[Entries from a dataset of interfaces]
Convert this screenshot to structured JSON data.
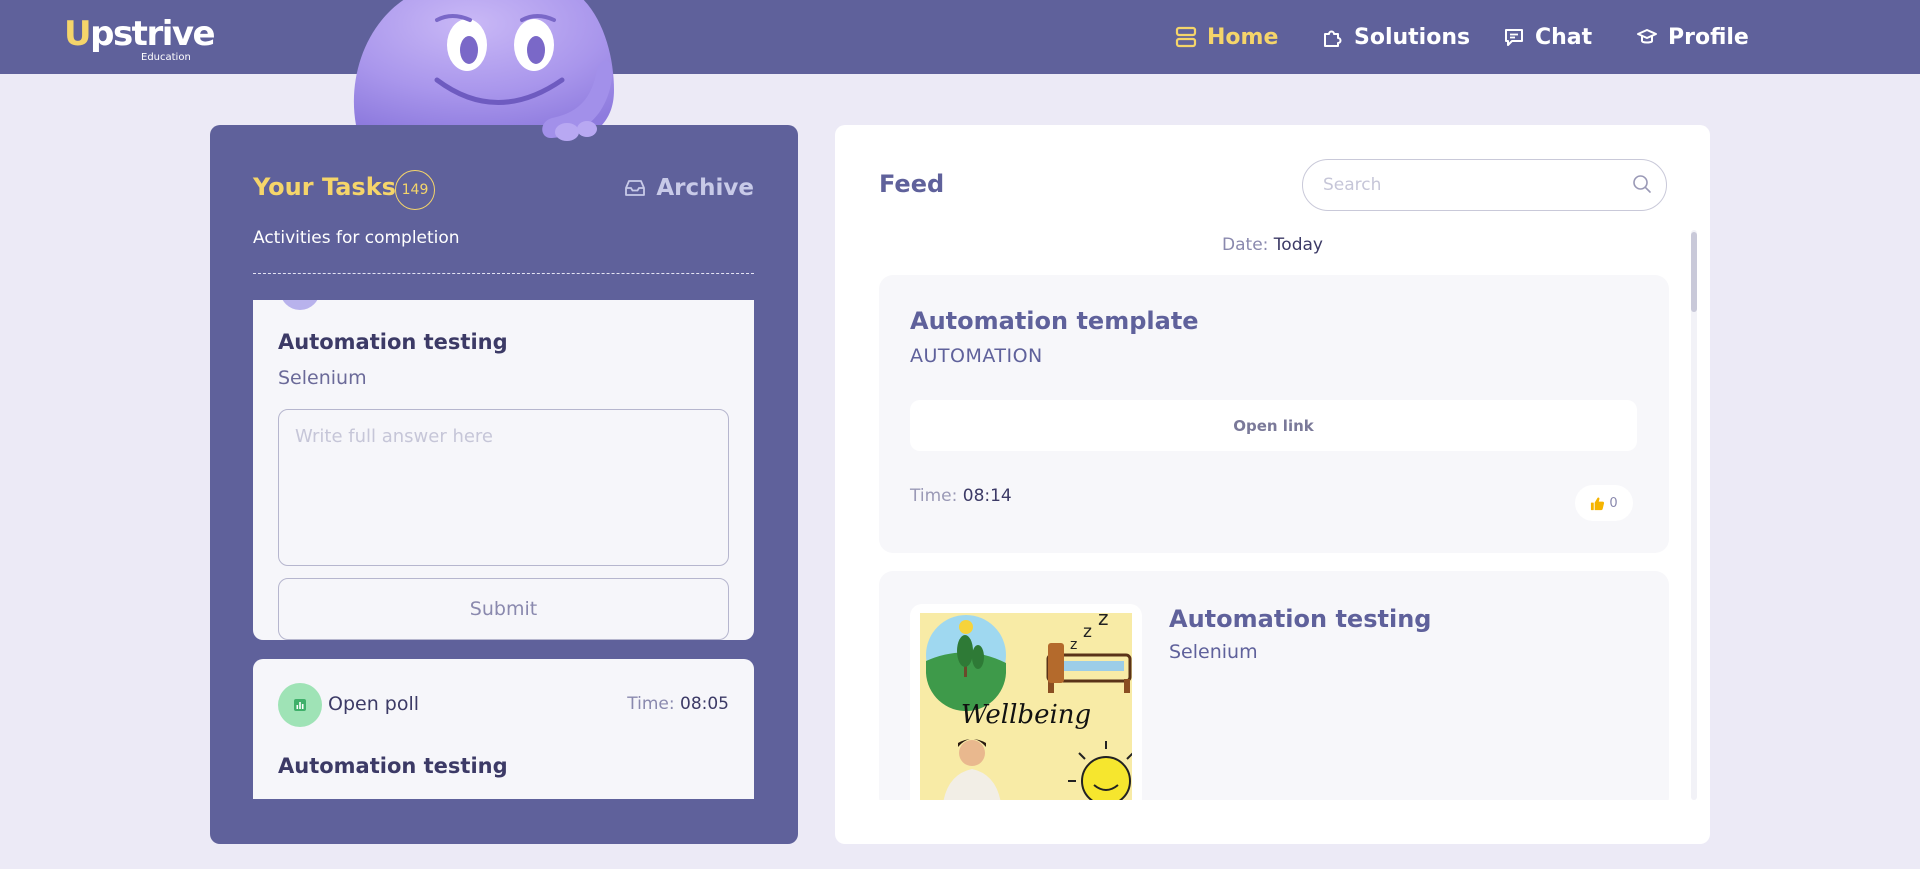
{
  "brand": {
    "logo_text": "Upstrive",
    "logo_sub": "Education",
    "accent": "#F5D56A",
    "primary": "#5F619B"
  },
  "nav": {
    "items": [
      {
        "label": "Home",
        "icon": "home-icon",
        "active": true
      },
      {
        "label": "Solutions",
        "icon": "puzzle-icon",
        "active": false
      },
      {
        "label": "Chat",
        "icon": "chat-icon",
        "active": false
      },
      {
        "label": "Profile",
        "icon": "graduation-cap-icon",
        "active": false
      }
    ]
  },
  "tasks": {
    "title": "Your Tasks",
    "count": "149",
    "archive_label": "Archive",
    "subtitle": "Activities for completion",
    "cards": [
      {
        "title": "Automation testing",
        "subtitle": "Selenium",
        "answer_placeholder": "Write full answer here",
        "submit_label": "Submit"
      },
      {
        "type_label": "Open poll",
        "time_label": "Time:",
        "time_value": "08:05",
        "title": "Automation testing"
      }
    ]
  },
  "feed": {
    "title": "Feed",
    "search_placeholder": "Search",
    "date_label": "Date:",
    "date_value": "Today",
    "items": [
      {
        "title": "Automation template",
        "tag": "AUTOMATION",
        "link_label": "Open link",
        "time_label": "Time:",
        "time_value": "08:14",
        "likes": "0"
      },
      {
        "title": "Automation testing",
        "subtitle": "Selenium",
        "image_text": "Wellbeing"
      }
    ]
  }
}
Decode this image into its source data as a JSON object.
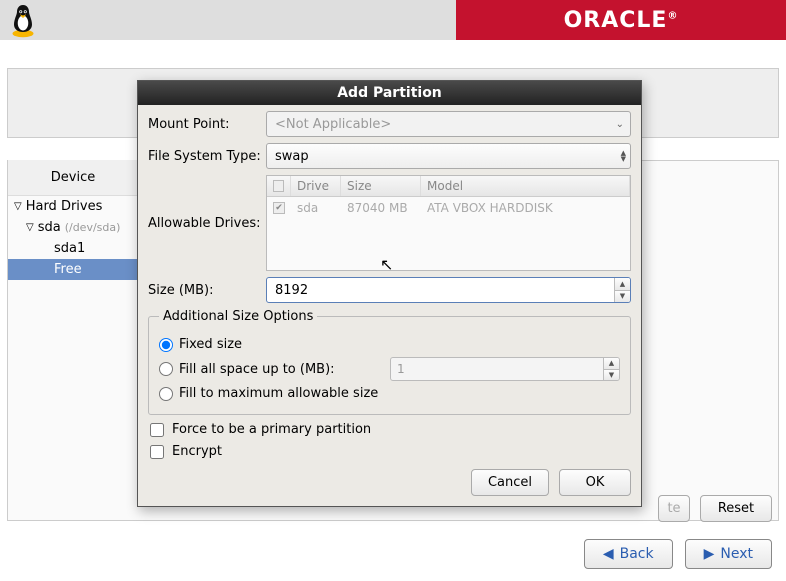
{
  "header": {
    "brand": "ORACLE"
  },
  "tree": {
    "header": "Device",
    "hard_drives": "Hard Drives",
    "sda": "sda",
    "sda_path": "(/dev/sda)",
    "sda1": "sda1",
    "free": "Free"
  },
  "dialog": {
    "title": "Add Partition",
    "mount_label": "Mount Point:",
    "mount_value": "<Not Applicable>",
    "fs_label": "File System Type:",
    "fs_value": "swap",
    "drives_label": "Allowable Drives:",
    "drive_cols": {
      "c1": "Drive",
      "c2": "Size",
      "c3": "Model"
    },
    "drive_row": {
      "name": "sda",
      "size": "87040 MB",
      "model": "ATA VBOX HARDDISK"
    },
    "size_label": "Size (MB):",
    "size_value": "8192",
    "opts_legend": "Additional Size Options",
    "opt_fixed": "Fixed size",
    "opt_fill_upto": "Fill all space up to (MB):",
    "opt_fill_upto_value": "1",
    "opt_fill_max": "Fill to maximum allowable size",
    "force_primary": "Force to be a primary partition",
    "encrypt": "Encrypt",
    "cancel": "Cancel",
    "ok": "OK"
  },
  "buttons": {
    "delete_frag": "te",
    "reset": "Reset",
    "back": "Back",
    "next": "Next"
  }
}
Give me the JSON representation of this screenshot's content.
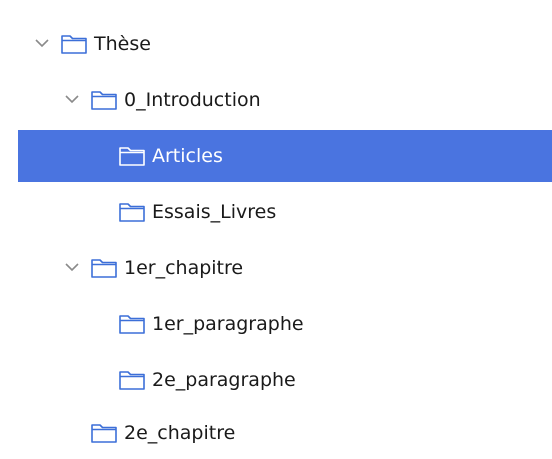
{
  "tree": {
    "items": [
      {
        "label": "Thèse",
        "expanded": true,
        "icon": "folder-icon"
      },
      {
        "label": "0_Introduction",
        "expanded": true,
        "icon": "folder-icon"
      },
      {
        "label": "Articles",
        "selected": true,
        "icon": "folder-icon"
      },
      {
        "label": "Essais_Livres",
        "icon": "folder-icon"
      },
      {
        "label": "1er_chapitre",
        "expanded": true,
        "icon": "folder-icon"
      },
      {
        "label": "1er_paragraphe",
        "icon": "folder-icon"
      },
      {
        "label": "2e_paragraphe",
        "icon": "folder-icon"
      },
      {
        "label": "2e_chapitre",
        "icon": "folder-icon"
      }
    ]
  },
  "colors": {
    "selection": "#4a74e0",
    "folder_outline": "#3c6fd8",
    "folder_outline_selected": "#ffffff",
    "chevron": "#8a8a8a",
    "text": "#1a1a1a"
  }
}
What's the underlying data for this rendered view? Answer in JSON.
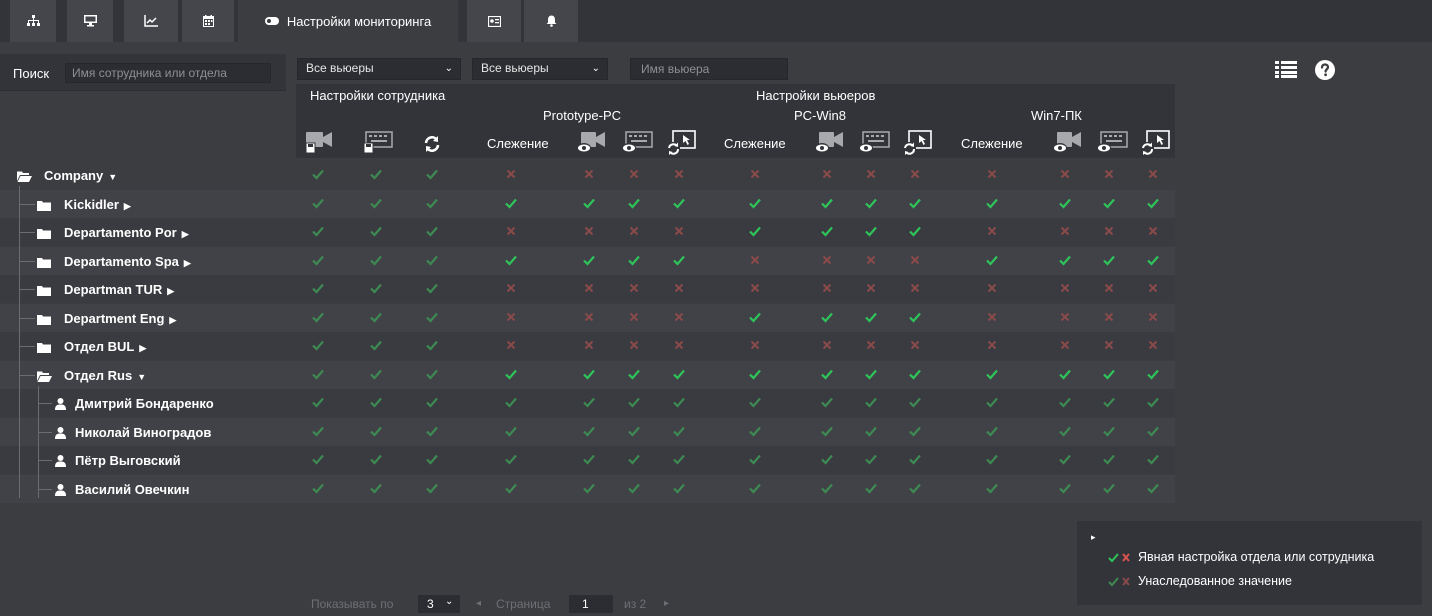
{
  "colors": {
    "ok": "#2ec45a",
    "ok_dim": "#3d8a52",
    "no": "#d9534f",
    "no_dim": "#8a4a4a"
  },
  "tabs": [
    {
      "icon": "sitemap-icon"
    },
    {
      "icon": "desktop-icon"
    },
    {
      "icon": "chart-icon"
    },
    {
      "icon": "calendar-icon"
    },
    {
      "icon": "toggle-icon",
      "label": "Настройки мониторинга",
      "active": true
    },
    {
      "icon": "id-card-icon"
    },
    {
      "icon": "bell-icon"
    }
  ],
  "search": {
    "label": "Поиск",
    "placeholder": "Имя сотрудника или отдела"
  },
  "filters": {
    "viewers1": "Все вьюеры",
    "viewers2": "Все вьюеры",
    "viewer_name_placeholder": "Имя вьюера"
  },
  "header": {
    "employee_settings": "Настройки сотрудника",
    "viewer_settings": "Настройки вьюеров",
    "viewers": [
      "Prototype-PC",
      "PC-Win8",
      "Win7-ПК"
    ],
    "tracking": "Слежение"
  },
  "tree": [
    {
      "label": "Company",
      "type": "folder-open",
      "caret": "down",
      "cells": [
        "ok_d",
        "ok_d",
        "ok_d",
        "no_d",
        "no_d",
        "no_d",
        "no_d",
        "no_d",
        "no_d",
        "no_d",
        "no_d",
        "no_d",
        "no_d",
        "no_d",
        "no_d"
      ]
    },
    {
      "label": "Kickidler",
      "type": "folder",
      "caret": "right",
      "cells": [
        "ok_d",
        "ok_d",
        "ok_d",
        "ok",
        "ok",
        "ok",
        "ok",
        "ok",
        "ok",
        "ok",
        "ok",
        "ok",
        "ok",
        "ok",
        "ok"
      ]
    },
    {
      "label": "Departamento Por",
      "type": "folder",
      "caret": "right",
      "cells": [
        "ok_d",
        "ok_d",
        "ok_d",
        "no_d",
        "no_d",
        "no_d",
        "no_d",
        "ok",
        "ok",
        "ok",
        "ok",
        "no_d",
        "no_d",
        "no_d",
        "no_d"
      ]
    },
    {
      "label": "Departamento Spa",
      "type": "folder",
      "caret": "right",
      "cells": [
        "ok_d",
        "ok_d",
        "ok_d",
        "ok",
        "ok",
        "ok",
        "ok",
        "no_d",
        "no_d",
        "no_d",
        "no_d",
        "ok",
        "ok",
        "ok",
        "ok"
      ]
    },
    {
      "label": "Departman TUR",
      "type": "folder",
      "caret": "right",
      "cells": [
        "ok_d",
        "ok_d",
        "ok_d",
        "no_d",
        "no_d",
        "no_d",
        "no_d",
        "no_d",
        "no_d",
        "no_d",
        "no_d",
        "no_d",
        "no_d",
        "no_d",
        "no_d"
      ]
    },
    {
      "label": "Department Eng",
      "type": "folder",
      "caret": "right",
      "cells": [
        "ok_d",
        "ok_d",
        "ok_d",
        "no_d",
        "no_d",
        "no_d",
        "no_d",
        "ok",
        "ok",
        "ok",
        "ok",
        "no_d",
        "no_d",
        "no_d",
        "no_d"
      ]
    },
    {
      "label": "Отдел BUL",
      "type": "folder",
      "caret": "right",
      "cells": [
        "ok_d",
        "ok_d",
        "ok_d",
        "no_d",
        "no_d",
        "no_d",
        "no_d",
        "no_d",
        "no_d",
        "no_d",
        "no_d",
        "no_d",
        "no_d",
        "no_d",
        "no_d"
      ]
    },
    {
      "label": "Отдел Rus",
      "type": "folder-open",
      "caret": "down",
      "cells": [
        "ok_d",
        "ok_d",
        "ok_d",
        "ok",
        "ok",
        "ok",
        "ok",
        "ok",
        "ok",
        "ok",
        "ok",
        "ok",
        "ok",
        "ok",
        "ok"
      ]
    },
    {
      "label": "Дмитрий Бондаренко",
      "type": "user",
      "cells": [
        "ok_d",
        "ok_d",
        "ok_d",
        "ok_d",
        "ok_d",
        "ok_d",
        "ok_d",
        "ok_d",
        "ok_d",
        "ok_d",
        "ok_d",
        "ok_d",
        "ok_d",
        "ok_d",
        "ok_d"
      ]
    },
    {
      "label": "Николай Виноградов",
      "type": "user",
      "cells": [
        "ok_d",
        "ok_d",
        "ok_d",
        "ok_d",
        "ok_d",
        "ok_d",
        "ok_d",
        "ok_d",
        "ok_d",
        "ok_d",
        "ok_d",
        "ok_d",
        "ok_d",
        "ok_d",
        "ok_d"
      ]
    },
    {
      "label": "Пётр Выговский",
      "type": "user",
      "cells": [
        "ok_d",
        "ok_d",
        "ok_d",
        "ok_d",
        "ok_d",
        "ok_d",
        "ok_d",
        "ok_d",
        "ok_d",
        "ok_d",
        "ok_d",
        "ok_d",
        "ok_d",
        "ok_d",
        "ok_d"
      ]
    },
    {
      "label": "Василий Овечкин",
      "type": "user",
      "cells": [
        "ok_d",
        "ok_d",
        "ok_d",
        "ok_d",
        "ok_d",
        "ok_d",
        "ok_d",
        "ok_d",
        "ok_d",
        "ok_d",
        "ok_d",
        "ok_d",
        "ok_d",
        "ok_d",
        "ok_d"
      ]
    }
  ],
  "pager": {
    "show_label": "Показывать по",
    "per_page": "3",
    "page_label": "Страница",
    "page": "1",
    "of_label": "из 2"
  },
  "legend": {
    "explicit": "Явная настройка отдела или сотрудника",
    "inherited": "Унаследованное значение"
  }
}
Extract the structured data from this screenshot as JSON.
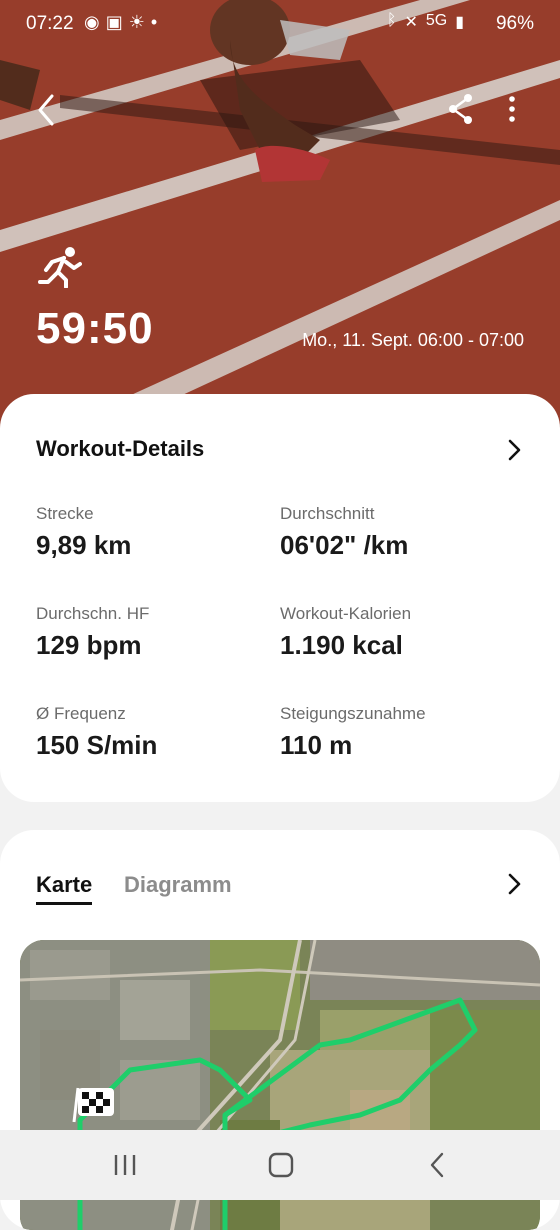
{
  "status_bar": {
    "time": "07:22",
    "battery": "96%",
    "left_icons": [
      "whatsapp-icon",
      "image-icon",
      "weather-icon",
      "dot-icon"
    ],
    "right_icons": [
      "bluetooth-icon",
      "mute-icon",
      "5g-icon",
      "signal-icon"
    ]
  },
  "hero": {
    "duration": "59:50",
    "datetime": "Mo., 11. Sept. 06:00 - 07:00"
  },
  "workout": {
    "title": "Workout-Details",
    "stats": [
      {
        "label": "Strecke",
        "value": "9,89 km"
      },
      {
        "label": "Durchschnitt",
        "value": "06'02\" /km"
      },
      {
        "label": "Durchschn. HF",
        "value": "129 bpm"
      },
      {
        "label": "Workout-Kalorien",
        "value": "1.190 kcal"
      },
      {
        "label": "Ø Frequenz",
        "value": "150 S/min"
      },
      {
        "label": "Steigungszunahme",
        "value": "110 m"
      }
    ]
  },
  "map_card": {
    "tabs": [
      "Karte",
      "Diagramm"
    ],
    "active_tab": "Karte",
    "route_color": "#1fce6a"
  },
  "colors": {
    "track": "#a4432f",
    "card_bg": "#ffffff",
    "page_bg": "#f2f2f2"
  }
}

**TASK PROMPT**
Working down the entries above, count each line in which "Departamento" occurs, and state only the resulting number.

**EXPECTED ANSWER**
2